_PROBLEM DESCRIPTION_
Print every entry again, precisely as written.

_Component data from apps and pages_
-*-*-

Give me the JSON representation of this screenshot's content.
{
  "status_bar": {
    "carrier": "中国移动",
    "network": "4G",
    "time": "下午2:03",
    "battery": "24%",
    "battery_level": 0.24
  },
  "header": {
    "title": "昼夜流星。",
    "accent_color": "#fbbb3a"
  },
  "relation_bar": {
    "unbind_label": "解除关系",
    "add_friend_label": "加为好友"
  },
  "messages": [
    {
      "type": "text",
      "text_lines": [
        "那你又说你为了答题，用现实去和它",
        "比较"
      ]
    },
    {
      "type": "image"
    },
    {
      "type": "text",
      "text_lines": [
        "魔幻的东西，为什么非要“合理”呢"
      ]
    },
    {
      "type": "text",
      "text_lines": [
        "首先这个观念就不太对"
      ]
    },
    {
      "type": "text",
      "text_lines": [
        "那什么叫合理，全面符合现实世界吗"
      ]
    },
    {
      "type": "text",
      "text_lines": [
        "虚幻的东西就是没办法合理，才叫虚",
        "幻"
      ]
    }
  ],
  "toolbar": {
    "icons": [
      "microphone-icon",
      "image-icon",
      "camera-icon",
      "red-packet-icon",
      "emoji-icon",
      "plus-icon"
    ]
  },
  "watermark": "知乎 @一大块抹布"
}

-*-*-

_EXPECTED ANSWER_
Give me the JSON representation of this screenshot's content.
{
  "status_bar": {
    "carrier": "中国移动",
    "network": "4G",
    "time": "下午2:03",
    "battery": "24%",
    "battery_level": 0.24
  },
  "header": {
    "title": "昼夜流星。",
    "accent_color": "#fbbb3a"
  },
  "relation_bar": {
    "unbind_label": "解除关系",
    "add_friend_label": "加为好友"
  },
  "messages": [
    {
      "type": "text",
      "text_lines": [
        "那你又说你为了答题，用现实去和它",
        "比较"
      ]
    },
    {
      "type": "image"
    },
    {
      "type": "text",
      "text_lines": [
        "魔幻的东西，为什么非要“合理”呢"
      ]
    },
    {
      "type": "text",
      "text_lines": [
        "首先这个观念就不太对"
      ]
    },
    {
      "type": "text",
      "text_lines": [
        "那什么叫合理，全面符合现实世界吗"
      ]
    },
    {
      "type": "text",
      "text_lines": [
        "虚幻的东西就是没办法合理，才叫虚",
        "幻"
      ]
    }
  ],
  "toolbar": {
    "icons": [
      "microphone-icon",
      "image-icon",
      "camera-icon",
      "red-packet-icon",
      "emoji-icon",
      "plus-icon"
    ]
  },
  "watermark": "知乎 @一大块抹布"
}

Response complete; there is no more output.